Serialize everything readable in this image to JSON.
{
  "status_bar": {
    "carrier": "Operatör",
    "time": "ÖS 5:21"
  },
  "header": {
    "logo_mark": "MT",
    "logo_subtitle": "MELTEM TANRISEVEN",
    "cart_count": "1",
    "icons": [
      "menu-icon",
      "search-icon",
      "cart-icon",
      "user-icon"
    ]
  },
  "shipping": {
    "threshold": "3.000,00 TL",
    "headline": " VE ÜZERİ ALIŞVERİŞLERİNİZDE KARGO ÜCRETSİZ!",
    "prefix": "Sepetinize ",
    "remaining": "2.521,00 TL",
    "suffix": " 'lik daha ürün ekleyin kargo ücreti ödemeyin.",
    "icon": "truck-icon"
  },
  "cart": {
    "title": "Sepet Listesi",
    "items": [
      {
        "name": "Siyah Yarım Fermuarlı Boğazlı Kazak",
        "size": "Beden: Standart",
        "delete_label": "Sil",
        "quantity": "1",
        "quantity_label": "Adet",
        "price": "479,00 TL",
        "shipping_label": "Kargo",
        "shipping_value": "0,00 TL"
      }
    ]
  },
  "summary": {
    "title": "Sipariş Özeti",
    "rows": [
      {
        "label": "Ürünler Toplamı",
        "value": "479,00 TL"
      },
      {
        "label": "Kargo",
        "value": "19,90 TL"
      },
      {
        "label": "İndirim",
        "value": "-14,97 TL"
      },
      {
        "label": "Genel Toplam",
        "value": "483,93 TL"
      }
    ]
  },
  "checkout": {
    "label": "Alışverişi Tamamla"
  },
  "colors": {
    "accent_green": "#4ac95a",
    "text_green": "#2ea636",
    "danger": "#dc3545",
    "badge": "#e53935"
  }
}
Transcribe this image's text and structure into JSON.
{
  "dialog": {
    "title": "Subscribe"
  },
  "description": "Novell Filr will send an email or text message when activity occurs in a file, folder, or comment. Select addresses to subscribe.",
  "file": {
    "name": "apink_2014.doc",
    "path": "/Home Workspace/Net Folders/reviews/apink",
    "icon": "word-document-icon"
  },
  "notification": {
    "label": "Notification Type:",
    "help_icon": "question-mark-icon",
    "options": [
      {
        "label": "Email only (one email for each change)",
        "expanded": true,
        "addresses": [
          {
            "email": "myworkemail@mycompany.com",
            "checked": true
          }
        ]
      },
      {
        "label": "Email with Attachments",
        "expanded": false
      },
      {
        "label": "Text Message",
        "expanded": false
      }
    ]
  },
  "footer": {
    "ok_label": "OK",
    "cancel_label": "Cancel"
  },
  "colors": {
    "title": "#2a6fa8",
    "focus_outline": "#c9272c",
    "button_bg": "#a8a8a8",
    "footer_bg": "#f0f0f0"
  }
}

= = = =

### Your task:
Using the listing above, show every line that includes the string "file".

### The completed task:
  "description": "Novell Filr will send an email or text message when activity occurs in a file, folder, or comment. Select addresses to subscribe.",
  "file": {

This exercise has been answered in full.